Life is not always like that. We can we spend too much time looking in the rear view mirror. If we consider the qualities of rear view mirrors versus front windshields we might learn something. Autos and humans are designed for facing and moving forward. Safety requires only an occasional glance to the rear. God created us as to be future focused creatures. With God, all the good stuff is ahead. He gives us the gift of excited expectation. We can never say we have seen the most beauty we will ever see or had the best of life. That’s always ahead. With God there is always more.

It’s dangerous to stare into the rear view mirror. We can lose sight of where we’re headed and collide with dangerous obstacles or we can just sit there never moving, only looking back. We all now someone who lives in the past. Sometimes that someone can be seen in the mirror. Without the God planned sense of expectation, life becomes dull and, eventually meaningless.

Rear view mirrors distort. Some rear view mirrors warn that objects may appear larger or closer. Our life memories are also often inaccurate. Were the “good old days” really that good? Sure we were younger, smaller, and more energetic, but were we really better. We are designed to get better as we move forward in all the ways God considers important.

God wants an abundant life for us, a life rich in the things that bring joy. Our part is to keep headed in the right direction, using the past as a foundation and education, not a museum. Looking expectantly to the future.

Maybe if we glance up from the rear view mirror, we will see, looming ahead, something new and exciting

Location:Beau Coteau Pkwy,Broussard,United States
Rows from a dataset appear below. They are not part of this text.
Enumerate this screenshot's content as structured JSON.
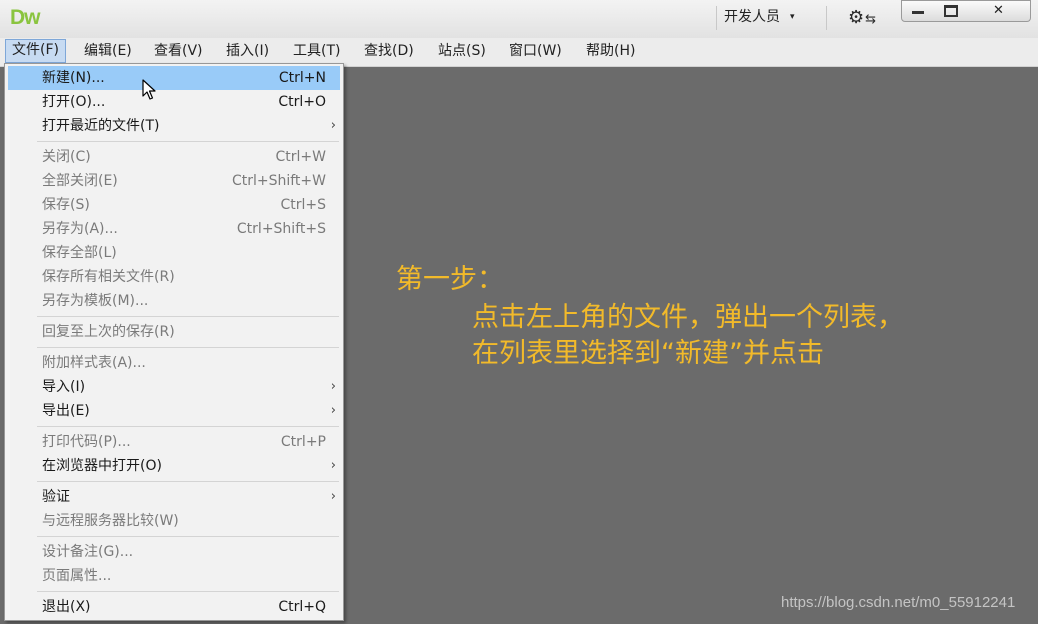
{
  "app": {
    "logo": "Dw"
  },
  "titlebar": {
    "workspace_label": "开发人员",
    "workspace_caret": "▾",
    "sync_icon": "gear-sync-icon",
    "close_glyph": "✕"
  },
  "menubar": {
    "items": [
      {
        "label": "文件(F)"
      },
      {
        "label": "编辑(E)"
      },
      {
        "label": "查看(V)"
      },
      {
        "label": "插入(I)"
      },
      {
        "label": "工具(T)"
      },
      {
        "label": "查找(D)"
      },
      {
        "label": "站点(S)"
      },
      {
        "label": "窗口(W)"
      },
      {
        "label": "帮助(H)"
      }
    ]
  },
  "file_menu": {
    "items": [
      {
        "label": "新建(N)...",
        "shortcut": "Ctrl+N",
        "enabled": true,
        "highlighted": true
      },
      {
        "label": "打开(O)...",
        "shortcut": "Ctrl+O",
        "enabled": true
      },
      {
        "label": "打开最近的文件(T)",
        "submenu": true,
        "enabled": true
      },
      {
        "label": "关闭(C)",
        "shortcut": "Ctrl+W",
        "enabled": false
      },
      {
        "label": "全部关闭(E)",
        "shortcut": "Ctrl+Shift+W",
        "enabled": false
      },
      {
        "label": "保存(S)",
        "shortcut": "Ctrl+S",
        "enabled": false
      },
      {
        "label": "另存为(A)...",
        "shortcut": "Ctrl+Shift+S",
        "enabled": false
      },
      {
        "label": "保存全部(L)",
        "enabled": false
      },
      {
        "label": "保存所有相关文件(R)",
        "enabled": false
      },
      {
        "label": "另存为模板(M)...",
        "enabled": false
      },
      {
        "label": "回复至上次的保存(R)",
        "enabled": false
      },
      {
        "label": "附加样式表(A)...",
        "enabled": false
      },
      {
        "label": "导入(I)",
        "submenu": true,
        "enabled": true
      },
      {
        "label": "导出(E)",
        "submenu": true,
        "enabled": true
      },
      {
        "label": "打印代码(P)...",
        "shortcut": "Ctrl+P",
        "enabled": false
      },
      {
        "label": "在浏览器中打开(O)",
        "submenu": true,
        "enabled": true
      },
      {
        "label": "验证",
        "submenu": true,
        "enabled": true
      },
      {
        "label": "与远程服务器比较(W)",
        "enabled": false
      },
      {
        "label": "设计备注(G)...",
        "enabled": false
      },
      {
        "label": "页面属性...",
        "enabled": false
      },
      {
        "label": "退出(X)",
        "shortcut": "Ctrl+Q",
        "enabled": true
      }
    ],
    "submenu_arrow": "›"
  },
  "annotation": {
    "line1": "第一步：",
    "line2": "点击左上角的文件，弹出一个列表，",
    "line3": "在列表里选择到“新建”并点击"
  },
  "watermark": "https://blog.csdn.net/m0_55912241",
  "colors": {
    "canvas": "#6b6b6b",
    "highlight": "#99cbf8",
    "annotation": "#f2ba2a",
    "logo": "#8ac43f"
  }
}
Practically everyone on Facebook is complaining. Significant changes appeared on the world’s most popular website on Thursday. It’s clear that most folks prefer the old and familiar to the new and innovative. Most Facebookers assumed that Facebook was just messing with them . . . Change for change sake. In fact, the internet changed forever yesterday. Some will “like” the changes, and why not. They will be able to watch media with friends and have their personal history compiled and displayed. They will know what their friends are watching, doing and saying online in real time. Some will hate having that much known about them. Facebook friends will “know” each other like never before. Privacy and intimacy will never be the same.

If you think I exaggerate, Wait and see. Two great perceived needs of man are about to collide: the need to be known and the fear of being truly known. We want to be known and loved. We think we won’t be loved if we are truly known so we filter what others know about us. Facebook intends to change all that.
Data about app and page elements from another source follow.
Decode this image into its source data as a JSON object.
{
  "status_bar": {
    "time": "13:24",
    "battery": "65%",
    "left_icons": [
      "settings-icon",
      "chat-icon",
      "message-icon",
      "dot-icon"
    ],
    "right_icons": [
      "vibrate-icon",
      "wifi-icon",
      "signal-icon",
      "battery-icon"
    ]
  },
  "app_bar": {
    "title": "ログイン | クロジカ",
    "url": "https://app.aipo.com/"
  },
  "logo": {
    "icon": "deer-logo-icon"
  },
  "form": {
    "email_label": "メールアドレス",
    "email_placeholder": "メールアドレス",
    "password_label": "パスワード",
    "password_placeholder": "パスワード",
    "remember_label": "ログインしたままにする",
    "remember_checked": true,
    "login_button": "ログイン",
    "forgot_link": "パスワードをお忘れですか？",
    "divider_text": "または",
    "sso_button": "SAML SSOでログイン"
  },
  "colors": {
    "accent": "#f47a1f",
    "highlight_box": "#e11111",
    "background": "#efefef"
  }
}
Just think how you would feel if everything you did was known to everyone. Facebook won’t accomplish that, but will come close. Will friends run in fear from the site or embrace this new openness?
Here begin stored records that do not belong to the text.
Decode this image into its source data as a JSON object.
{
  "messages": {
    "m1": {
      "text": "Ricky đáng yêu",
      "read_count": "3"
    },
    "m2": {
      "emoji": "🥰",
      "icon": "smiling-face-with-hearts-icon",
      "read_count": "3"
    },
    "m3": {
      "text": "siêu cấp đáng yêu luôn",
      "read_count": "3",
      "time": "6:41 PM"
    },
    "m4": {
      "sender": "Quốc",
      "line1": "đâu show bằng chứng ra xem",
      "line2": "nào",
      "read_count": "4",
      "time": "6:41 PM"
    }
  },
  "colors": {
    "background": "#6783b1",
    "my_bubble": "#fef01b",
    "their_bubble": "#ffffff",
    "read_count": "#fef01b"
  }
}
Here’s the question for us: Do we want everyone to know us intimately? If not, why not?

God already has what Facebook only dreams of: complete knowledge of what everyone is doing. How’s that working out for you?

Act right and be blessed. Someone is watching and soon He may not be the only one.


Location:The New Facebook


We can all benefit from a little perspective. I’m recovering from knee surgery, but some are struggling back from knee replacements or cardiac bypasses. Others are losing fights against killer diseases. My temporary inconveniences are insignificant.
I’m keeping my eye on my bank balance and the calendar, hoping October 1 comes before a negative balance. But others are paying for houses that are worth less than they owe. Some are jobless. Others don’t know how they will feed their kids today.
It’s not a new thought that there’s always someone worse off; but it’s a constant struggle to keep that in mind. The Faithbuilders page on our church website includes a number of videos that help me keep my head straight. See if they work for you. If you have some other Faithbuilders, I would love to add them.

Maybe we can build up each others faith.

Be blessed,